Component data from apps and pages
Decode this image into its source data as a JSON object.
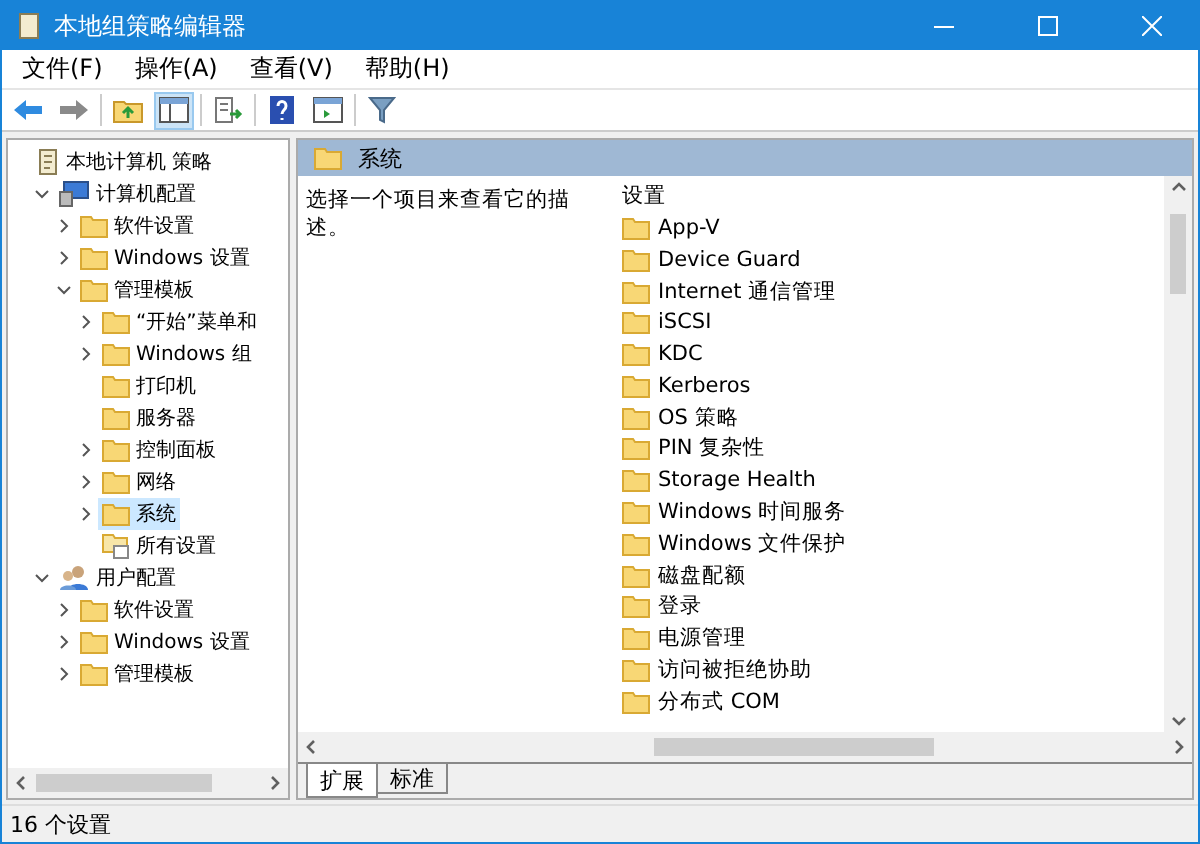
{
  "window": {
    "title": "本地组策略编辑器"
  },
  "menu": [
    "文件(F)",
    "操作(A)",
    "查看(V)",
    "帮助(H)"
  ],
  "tree": [
    {
      "label": "本地计算机 策略",
      "kind": "policy",
      "selected": false,
      "children": [
        {
          "label": "计算机配置",
          "kind": "computer",
          "expanded": true,
          "selected": false,
          "children": [
            {
              "label": "软件设置",
              "kind": "folder",
              "expanded": false,
              "selected": false
            },
            {
              "label": "Windows 设置",
              "kind": "folder",
              "expanded": false,
              "selected": false
            },
            {
              "label": "管理模板",
              "kind": "folder",
              "expanded": true,
              "selected": false,
              "children": [
                {
                  "label": "“开始”菜单和",
                  "kind": "folder",
                  "expanded": false,
                  "selected": false
                },
                {
                  "label": "Windows 组",
                  "kind": "folder",
                  "expanded": false,
                  "selected": false
                },
                {
                  "label": "打印机",
                  "kind": "folder",
                  "selected": false
                },
                {
                  "label": "服务器",
                  "kind": "folder",
                  "selected": false
                },
                {
                  "label": "控制面板",
                  "kind": "folder",
                  "expanded": false,
                  "selected": false
                },
                {
                  "label": "网络",
                  "kind": "folder",
                  "expanded": false,
                  "selected": false
                },
                {
                  "label": "系统",
                  "kind": "folder",
                  "expanded": false,
                  "selected": true
                },
                {
                  "label": "所有设置",
                  "kind": "settings",
                  "selected": false
                }
              ]
            }
          ]
        },
        {
          "label": "用户配置",
          "kind": "user",
          "expanded": true,
          "selected": false,
          "children": [
            {
              "label": "软件设置",
              "kind": "folder",
              "expanded": false,
              "selected": false
            },
            {
              "label": "Windows 设置",
              "kind": "folder",
              "expanded": false,
              "selected": false
            },
            {
              "label": "管理模板",
              "kind": "folder",
              "expanded": false,
              "selected": false
            }
          ]
        }
      ]
    }
  ],
  "details": {
    "header": "系统",
    "description": "选择一个项目来查看它的描述。",
    "column": "设置",
    "items": [
      "App-V",
      "Device Guard",
      "Internet 通信管理",
      "iSCSI",
      "KDC",
      "Kerberos",
      "OS 策略",
      "PIN 复杂性",
      "Storage Health",
      "Windows 时间服务",
      "Windows 文件保护",
      "磁盘配额",
      "登录",
      "电源管理",
      "访问被拒绝协助",
      "分布式 COM"
    ]
  },
  "tabs": [
    {
      "label": "扩展",
      "selected": true
    },
    {
      "label": "标准",
      "selected": false
    }
  ],
  "status_bar": "16 个设置"
}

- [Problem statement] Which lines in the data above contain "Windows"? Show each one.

- [Result]
              "label": "Windows 设置",
                  "label": "Windows 组",
              "label": "Windows 设置",
      "Windows 时间服务",
      "Windows 文件保护",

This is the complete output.